**Dataset content:**
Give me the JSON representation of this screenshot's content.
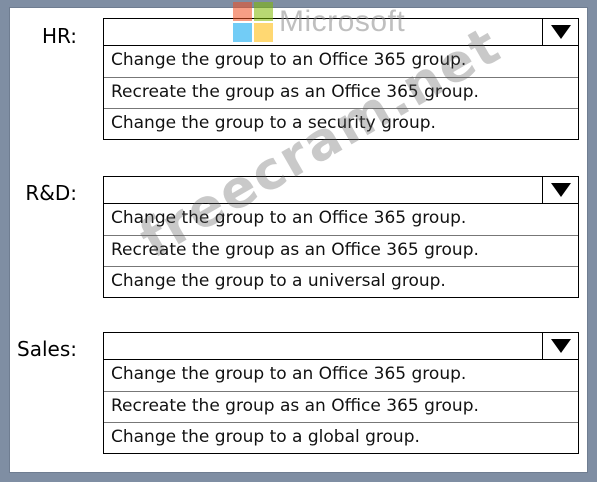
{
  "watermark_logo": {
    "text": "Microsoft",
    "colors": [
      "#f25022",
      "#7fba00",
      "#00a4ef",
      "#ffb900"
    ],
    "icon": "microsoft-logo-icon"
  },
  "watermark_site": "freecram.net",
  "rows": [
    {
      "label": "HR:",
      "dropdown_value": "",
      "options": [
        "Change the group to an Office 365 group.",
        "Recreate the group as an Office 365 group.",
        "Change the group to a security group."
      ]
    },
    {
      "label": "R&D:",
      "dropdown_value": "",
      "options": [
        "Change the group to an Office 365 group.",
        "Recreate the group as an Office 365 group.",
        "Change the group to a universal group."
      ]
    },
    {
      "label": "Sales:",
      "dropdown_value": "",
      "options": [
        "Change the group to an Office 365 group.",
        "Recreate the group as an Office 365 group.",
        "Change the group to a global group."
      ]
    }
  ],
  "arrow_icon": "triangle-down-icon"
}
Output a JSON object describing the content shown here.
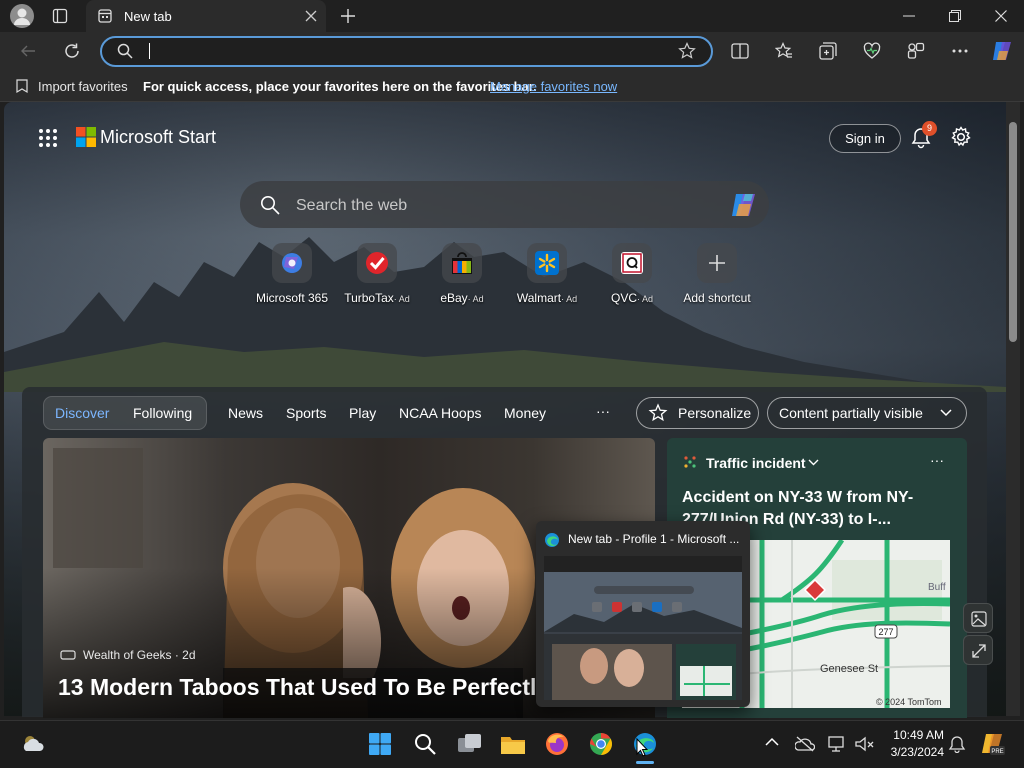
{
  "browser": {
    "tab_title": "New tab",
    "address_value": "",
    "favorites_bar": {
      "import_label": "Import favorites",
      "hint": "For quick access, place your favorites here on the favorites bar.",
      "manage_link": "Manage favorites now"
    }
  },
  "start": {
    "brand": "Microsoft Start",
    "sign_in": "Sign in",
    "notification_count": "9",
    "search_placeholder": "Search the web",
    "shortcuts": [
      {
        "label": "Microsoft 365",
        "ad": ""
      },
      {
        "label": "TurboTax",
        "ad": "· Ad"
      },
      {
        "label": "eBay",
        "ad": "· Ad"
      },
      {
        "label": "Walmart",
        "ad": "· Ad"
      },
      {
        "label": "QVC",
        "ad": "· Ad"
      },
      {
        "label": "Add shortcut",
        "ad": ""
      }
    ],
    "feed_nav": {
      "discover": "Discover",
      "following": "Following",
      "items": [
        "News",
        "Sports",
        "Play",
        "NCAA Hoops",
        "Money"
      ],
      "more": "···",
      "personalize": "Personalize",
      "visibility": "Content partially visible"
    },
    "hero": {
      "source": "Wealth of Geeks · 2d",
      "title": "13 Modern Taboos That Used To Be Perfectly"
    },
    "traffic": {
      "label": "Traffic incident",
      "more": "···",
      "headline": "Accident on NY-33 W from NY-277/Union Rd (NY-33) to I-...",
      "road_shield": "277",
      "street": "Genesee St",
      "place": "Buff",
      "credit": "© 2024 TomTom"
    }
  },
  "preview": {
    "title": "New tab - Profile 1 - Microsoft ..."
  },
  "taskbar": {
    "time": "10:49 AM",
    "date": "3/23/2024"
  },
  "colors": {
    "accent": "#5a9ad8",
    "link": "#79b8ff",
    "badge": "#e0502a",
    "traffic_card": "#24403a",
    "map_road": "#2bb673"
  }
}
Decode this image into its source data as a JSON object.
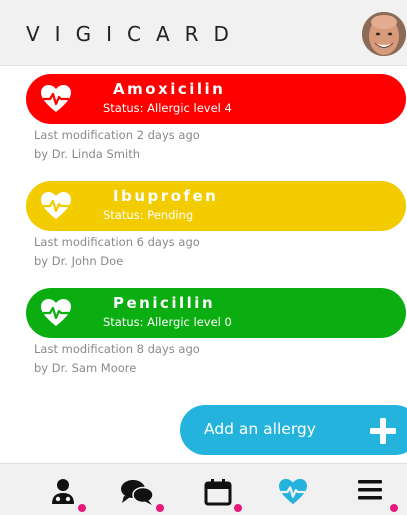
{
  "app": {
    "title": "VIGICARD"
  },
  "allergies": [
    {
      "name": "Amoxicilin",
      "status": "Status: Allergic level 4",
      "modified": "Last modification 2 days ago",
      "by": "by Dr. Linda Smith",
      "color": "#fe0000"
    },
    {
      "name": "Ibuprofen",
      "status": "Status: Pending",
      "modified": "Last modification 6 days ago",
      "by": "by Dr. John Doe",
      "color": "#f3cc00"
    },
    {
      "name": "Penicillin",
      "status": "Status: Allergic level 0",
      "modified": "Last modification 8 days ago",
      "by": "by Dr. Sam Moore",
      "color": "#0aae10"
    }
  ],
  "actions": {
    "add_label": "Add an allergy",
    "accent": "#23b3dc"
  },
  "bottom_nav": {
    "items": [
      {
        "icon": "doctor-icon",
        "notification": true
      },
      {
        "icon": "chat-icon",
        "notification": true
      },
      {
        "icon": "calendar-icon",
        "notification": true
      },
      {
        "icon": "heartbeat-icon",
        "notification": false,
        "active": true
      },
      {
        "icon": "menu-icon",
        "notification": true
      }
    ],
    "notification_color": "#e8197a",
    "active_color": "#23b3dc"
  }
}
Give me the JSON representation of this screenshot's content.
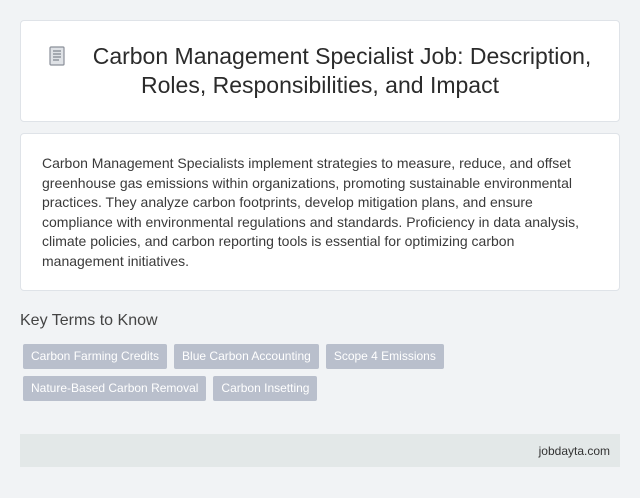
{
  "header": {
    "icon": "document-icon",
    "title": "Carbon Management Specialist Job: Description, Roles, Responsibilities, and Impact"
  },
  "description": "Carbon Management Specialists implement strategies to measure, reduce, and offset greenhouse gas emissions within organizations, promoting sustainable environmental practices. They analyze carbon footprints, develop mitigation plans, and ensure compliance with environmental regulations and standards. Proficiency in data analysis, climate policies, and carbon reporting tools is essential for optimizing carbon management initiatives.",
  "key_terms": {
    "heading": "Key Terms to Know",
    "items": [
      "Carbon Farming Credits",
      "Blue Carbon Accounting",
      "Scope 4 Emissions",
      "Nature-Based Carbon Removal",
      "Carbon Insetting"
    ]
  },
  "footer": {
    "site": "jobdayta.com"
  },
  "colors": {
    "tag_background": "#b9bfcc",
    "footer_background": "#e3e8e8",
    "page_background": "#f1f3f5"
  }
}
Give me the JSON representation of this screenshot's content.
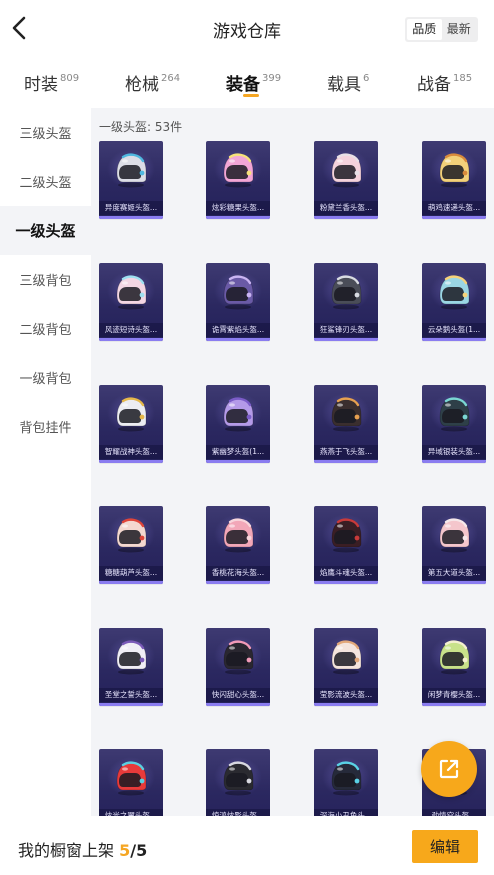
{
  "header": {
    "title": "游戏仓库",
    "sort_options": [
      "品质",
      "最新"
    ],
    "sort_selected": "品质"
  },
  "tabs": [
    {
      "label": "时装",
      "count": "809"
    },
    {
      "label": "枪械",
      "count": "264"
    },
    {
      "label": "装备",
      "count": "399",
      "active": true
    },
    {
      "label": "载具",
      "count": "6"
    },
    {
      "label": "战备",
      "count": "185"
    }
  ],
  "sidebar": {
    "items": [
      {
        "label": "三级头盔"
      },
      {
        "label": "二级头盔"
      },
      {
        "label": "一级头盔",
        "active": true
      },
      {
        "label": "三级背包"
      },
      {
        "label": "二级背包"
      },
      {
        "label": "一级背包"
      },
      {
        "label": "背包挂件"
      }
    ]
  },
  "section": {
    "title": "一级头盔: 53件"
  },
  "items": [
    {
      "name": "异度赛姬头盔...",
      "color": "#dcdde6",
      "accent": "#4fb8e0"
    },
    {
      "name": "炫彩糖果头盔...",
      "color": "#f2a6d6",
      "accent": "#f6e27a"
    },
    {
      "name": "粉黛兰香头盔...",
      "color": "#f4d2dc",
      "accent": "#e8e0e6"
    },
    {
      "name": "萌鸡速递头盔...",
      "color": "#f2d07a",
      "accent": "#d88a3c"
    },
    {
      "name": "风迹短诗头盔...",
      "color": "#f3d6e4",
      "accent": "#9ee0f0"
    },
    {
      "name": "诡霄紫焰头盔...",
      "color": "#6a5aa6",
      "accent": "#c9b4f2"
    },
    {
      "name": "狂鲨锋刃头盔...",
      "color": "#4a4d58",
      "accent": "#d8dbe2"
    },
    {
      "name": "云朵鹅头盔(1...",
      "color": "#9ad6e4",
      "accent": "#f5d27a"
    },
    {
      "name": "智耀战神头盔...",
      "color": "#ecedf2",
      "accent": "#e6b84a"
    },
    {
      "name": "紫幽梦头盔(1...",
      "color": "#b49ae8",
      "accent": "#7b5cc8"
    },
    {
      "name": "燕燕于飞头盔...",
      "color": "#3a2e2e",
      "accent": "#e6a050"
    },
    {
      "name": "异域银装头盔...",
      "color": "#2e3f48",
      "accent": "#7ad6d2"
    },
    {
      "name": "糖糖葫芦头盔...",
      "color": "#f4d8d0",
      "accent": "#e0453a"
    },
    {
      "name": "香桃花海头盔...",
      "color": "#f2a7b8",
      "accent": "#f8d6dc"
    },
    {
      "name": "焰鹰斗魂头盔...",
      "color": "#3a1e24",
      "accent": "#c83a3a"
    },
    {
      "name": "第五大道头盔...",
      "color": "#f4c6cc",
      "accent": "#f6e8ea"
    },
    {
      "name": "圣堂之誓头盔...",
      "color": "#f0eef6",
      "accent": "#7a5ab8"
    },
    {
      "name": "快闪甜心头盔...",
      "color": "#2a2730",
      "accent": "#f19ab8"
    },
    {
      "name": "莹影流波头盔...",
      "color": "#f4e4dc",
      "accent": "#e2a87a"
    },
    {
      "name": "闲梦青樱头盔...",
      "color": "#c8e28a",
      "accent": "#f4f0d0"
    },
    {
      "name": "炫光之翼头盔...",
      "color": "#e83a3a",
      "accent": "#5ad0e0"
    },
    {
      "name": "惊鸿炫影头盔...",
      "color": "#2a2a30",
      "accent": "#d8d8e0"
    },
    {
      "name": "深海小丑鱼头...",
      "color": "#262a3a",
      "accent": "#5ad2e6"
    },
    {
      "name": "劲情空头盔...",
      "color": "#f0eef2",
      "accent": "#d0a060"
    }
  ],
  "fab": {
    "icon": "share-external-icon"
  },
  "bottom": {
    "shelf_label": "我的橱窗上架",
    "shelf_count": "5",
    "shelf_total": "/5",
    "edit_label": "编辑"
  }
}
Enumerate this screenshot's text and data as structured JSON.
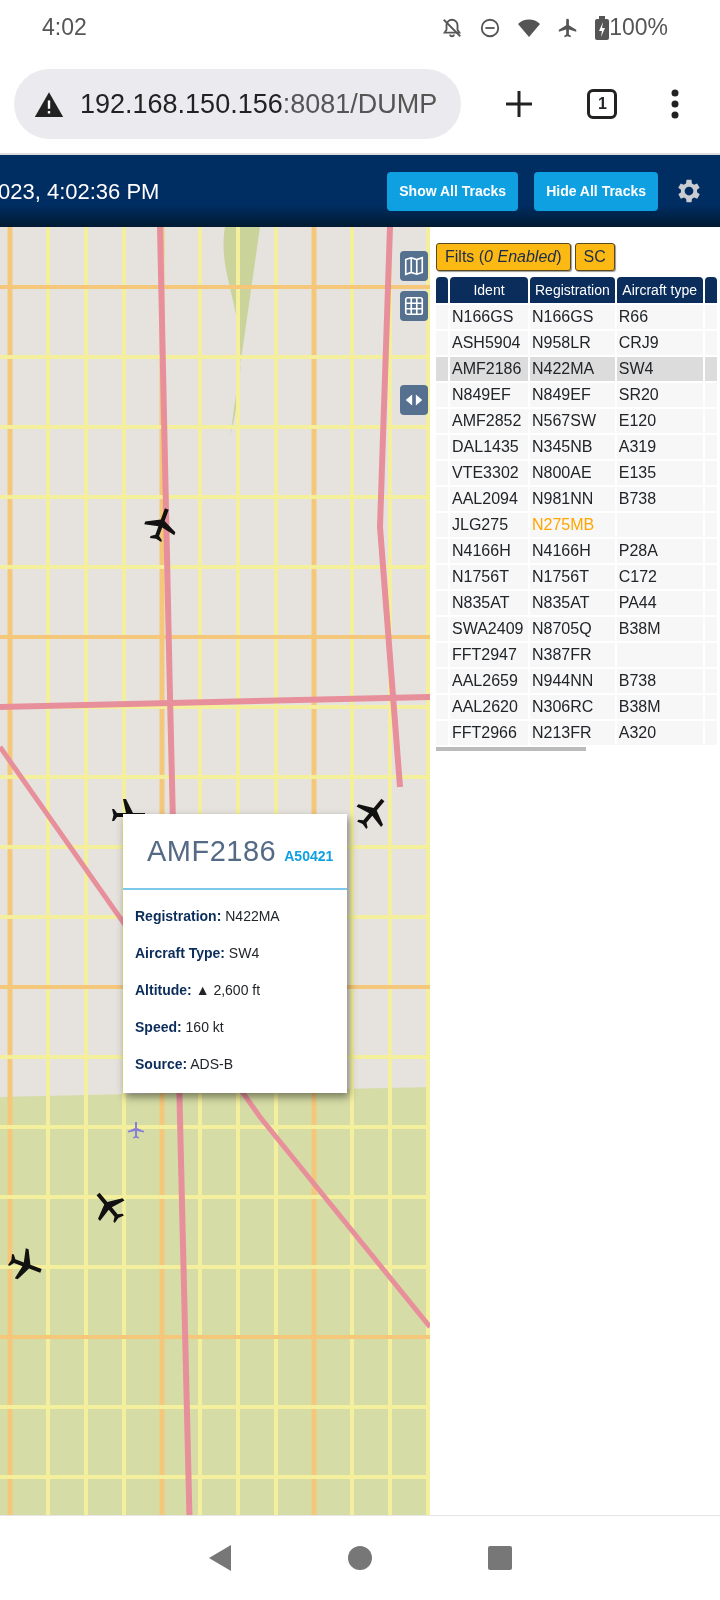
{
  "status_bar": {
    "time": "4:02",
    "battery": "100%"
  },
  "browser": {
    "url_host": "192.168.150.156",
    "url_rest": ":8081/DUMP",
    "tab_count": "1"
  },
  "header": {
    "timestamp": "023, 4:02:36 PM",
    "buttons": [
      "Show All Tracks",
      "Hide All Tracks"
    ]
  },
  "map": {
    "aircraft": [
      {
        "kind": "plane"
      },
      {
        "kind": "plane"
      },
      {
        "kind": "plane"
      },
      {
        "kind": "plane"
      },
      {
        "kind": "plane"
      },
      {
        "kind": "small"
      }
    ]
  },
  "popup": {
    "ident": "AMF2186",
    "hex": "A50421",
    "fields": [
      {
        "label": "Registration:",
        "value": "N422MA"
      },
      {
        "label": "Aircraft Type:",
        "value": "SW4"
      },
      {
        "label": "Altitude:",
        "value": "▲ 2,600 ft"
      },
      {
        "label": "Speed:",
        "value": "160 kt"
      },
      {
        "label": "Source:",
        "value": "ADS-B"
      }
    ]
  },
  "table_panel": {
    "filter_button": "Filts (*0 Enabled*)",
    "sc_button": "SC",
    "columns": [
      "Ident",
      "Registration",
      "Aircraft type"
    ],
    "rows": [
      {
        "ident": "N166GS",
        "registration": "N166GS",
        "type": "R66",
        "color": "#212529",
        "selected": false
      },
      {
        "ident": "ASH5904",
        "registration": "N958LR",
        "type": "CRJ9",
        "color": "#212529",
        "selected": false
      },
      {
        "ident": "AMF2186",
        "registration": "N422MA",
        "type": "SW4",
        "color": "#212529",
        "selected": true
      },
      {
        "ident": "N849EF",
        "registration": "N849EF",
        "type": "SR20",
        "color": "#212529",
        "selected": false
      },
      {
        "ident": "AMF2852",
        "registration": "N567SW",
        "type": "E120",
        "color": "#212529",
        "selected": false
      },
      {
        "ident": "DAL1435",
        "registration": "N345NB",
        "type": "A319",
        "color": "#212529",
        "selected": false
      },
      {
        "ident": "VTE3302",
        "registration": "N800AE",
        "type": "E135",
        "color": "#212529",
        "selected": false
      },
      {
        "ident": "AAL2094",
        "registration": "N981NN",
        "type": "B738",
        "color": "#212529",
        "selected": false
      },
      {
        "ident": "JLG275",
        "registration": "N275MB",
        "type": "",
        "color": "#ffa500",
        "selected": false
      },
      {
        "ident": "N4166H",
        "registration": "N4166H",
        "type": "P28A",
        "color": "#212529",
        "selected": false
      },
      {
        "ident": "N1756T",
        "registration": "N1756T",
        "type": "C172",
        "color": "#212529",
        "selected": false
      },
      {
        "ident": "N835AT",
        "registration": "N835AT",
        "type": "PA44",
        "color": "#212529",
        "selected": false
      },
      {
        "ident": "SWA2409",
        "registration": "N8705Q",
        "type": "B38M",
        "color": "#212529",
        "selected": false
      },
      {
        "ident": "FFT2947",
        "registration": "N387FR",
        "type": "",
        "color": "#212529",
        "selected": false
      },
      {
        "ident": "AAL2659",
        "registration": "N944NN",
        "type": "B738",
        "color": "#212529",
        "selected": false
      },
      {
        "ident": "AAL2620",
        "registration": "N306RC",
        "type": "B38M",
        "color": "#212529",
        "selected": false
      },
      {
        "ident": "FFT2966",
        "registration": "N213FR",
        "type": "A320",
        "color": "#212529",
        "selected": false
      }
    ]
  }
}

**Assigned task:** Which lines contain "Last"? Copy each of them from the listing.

**Completed exercise:**
      "modified": "Last modification 2 days ago",
      "modified": "Last modification 6 days ago",
      "modified": "Last modification 8 days ago",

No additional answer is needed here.